What do you do when you're stuck in neutral and there's a hill to climb? You reach for another gear, of course. And that is what the Peace and Security Funders Group is doing. PSFG, founded in 1999, is an affinity group for funders waging peace and trying to improve global security. The group has 56 members, large and small, each trying to navigate a world where regional conflicts, ethnic strife and terrorism have supplanted the monolithic Cold War adversary.

In September, PSFG hired a new executive director, 35-year-old Alexandra I. Toma, to "shake things up," as she put it. While praising the group’s staunch advocacy for the community, Toma believes there's much "untapped potential" and she spent much of her first two months on the job asking members to assess strengths and weaknesses—and how best to open the taps.

So at PSFG's annual conference in Chicago this week, after Democratic Senator Dick Durbin of Illinois had welcomed the faithful, Toma announced a three-pronged plan to make PSFG the go-to affinity group in the peace community and to enable its members to get more, er, bang, for their bucks.

  1. Build peace and peace capacity—as an organization servicing its members, but also building the capacity of members as grantmakers in this sphere. In other words, finding strength in numbers. "Members want us to provide a platform where they can come together and strategize, learn from one another and collaborate on joint projects," says Toma. I believe the right word is "leverage."
  2. Enhance and augment PSFG's public voice and its brand. There are lots of other affinity groups, and some of these groups are quite visible, like the Neighborhood Funders Group and the Environmental Grantmakers Association. PSFG want to boost its profile, too—not for its own sake, but to add value, in marketing lingo.
  3. Expand the community so that there are more diverse voices talking about peace and security. This doesn't mean diversity in the racial or ethnic sense, but in terms of expanding the meaning of security to include human, food and economic security. If economic inequality and class warfare are threats to peace, they are issues that must be addressed.

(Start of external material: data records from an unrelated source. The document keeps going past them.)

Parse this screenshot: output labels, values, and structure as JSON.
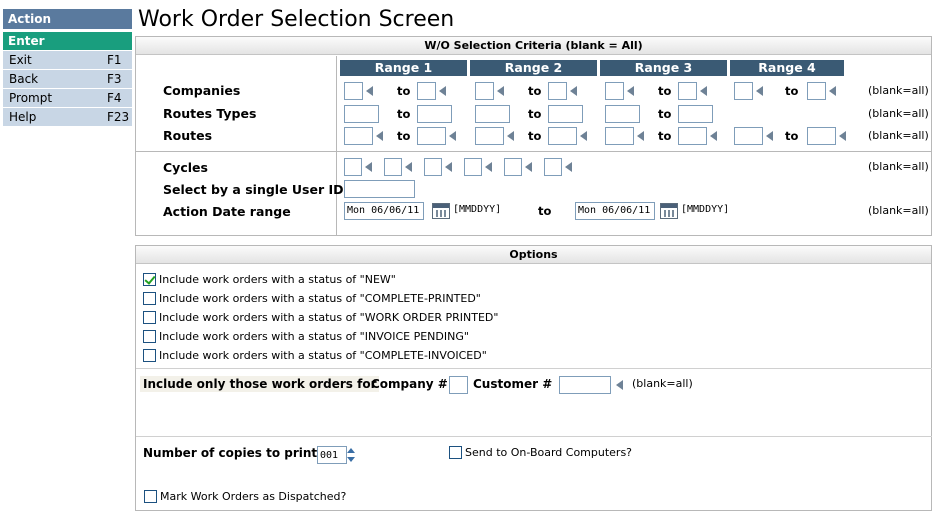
{
  "action_panel": {
    "header": "Action",
    "enter": "Enter",
    "items": [
      {
        "label": "Exit",
        "key": "F1"
      },
      {
        "label": "Back",
        "key": "F3"
      },
      {
        "label": "Prompt",
        "key": "F4"
      },
      {
        "label": "Help",
        "key": "F23"
      }
    ]
  },
  "page_title": "Work Order Selection Screen",
  "criteria": {
    "header": "W/O Selection Criteria (blank = All)",
    "ranges": [
      "Range 1",
      "Range 2",
      "Range 3",
      "Range 4"
    ],
    "to_label": "to",
    "blank_all": "(blank=all)",
    "rows": {
      "companies": "Companies",
      "route_types": "Routes Types",
      "routes": "Routes"
    },
    "cycles_label": "Cycles",
    "user_id_label": "Select by a single User ID",
    "user_id_value": "",
    "date_range_label": "Action Date range",
    "date_from": "Mon 06/06/11",
    "date_to": "Mon 06/06/11",
    "date_format": "[MMDDYY]"
  },
  "options": {
    "header": "Options",
    "statuses": [
      {
        "label": "Include work orders with a status of \"NEW\"",
        "checked": true
      },
      {
        "label": "Include work orders with a status of \"COMPLETE-PRINTED\"",
        "checked": false
      },
      {
        "label": "Include work orders with a status of \"WORK ORDER PRINTED\"",
        "checked": false
      },
      {
        "label": "Include work orders with a status of \"INVOICE PENDING\"",
        "checked": false
      },
      {
        "label": "Include work orders with a status of \"COMPLETE-INVOICED\"",
        "checked": false
      }
    ],
    "include_only_label": "Include only those work orders for",
    "company_label": "Company #",
    "company_value": "",
    "customer_label": "Customer #",
    "customer_value": "",
    "customer_blank": "(blank=all)",
    "copies_label": "Number of copies to print",
    "copies_value": "001",
    "send_onboard_label": "Send to On-Board Computers?",
    "send_onboard_checked": false,
    "mark_dispatched_label": "Mark Work Orders as Dispatched?",
    "mark_dispatched_checked": false
  }
}
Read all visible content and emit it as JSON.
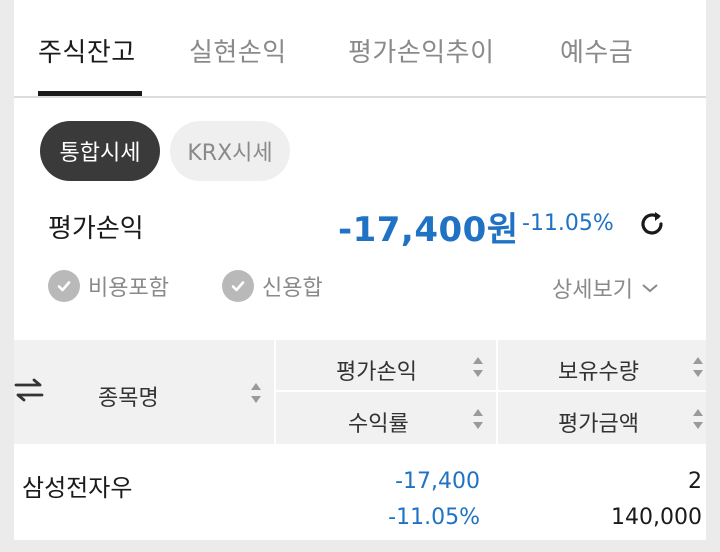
{
  "tabs": [
    {
      "label": "주식잔고",
      "active": true
    },
    {
      "label": "실현손익",
      "active": false
    },
    {
      "label": "평가손익추이",
      "active": false
    },
    {
      "label": "예수금",
      "active": false
    }
  ],
  "price_mode": {
    "options": [
      "통합시세",
      "KRX시세"
    ],
    "selected": "통합시세"
  },
  "summary": {
    "label": "평가손익",
    "amount": "-17,400원",
    "rate": "-11.05%",
    "refresh_icon": "refresh-icon"
  },
  "filters": {
    "include_fees": "비용포함",
    "credit_sum": "신용합",
    "detail_link": "상세보기"
  },
  "table": {
    "headers": {
      "name": "종목명",
      "profit": "평가손익",
      "rate": "수익률",
      "quantity": "보유수량",
      "value": "평가금액"
    },
    "rows": [
      {
        "name": "삼성전자우",
        "profit": "-17,400",
        "rate": "-11.05%",
        "quantity": "2",
        "value": "140,000"
      }
    ]
  },
  "colors": {
    "loss": "#1f72c4",
    "active_pill": "#3a3a3a",
    "header_bg": "#f1f1f1"
  }
}
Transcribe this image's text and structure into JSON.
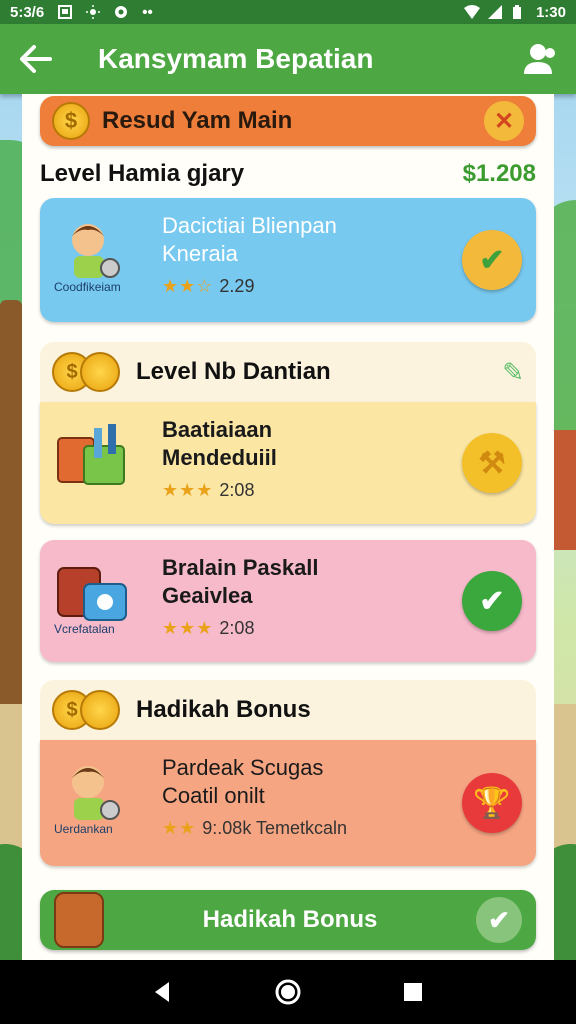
{
  "status_bar": {
    "time_left": "5:3/6",
    "time_right": "1:30"
  },
  "app_bar": {
    "title": "Kansymam Bepatian"
  },
  "header_pill": {
    "label": "Resud Yam Main"
  },
  "level_row": {
    "name": "Level Hamia gjary",
    "amount": "$1.208"
  },
  "cards": [
    {
      "title_line1": "Dacictiai Blienpan",
      "title_line2": "Kneraia",
      "caption": "Coodfikeiam",
      "rating": 2.5,
      "stars": "★★☆",
      "meta": "2.29",
      "action_color": "#f3b93b",
      "bg": "#78c9ef"
    },
    {
      "title_line1": "Baatiaiaan",
      "title_line2": "Mendeduiil",
      "caption": "",
      "stars": "★★★",
      "meta": "2:08",
      "action_color": "#f3c02a",
      "bg": "#fbe6a4"
    },
    {
      "title_line1": "Bralain Paskall",
      "title_line2": "Geaivlea",
      "caption": "Vcrefatalan",
      "stars": "★★★",
      "meta": "2:08",
      "action_color": "#3aa83c",
      "bg": "#f7bacb"
    },
    {
      "title_line1": "Pardeak Scugas",
      "title_line2": "Coatil onilt",
      "caption": "Uerdankan",
      "stars": "★★",
      "meta": "9:.08k Temetkcaln",
      "action_color": "#e83a3a",
      "bg": "#f6a582"
    }
  ],
  "section_1": {
    "title": "Level Nb Dantian"
  },
  "section_2": {
    "title": "Hadikah Bonus"
  },
  "bottom_bar": {
    "label": "Hadikah Bonus"
  },
  "colors": {
    "primary_green": "#4da742",
    "status_green": "#2f7d32",
    "orange": "#ee7e3a"
  }
}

In sum, Toma sees these new directions as means to an end: becoming more influential. PSFG can do more as a powerful group of funds to inform and educate policymakers. Why are its members investing in certain issues? What is our group's theory of change? This is Peace 2.0, she says. As Toma has discovered in eight months, there's no security in standing pat.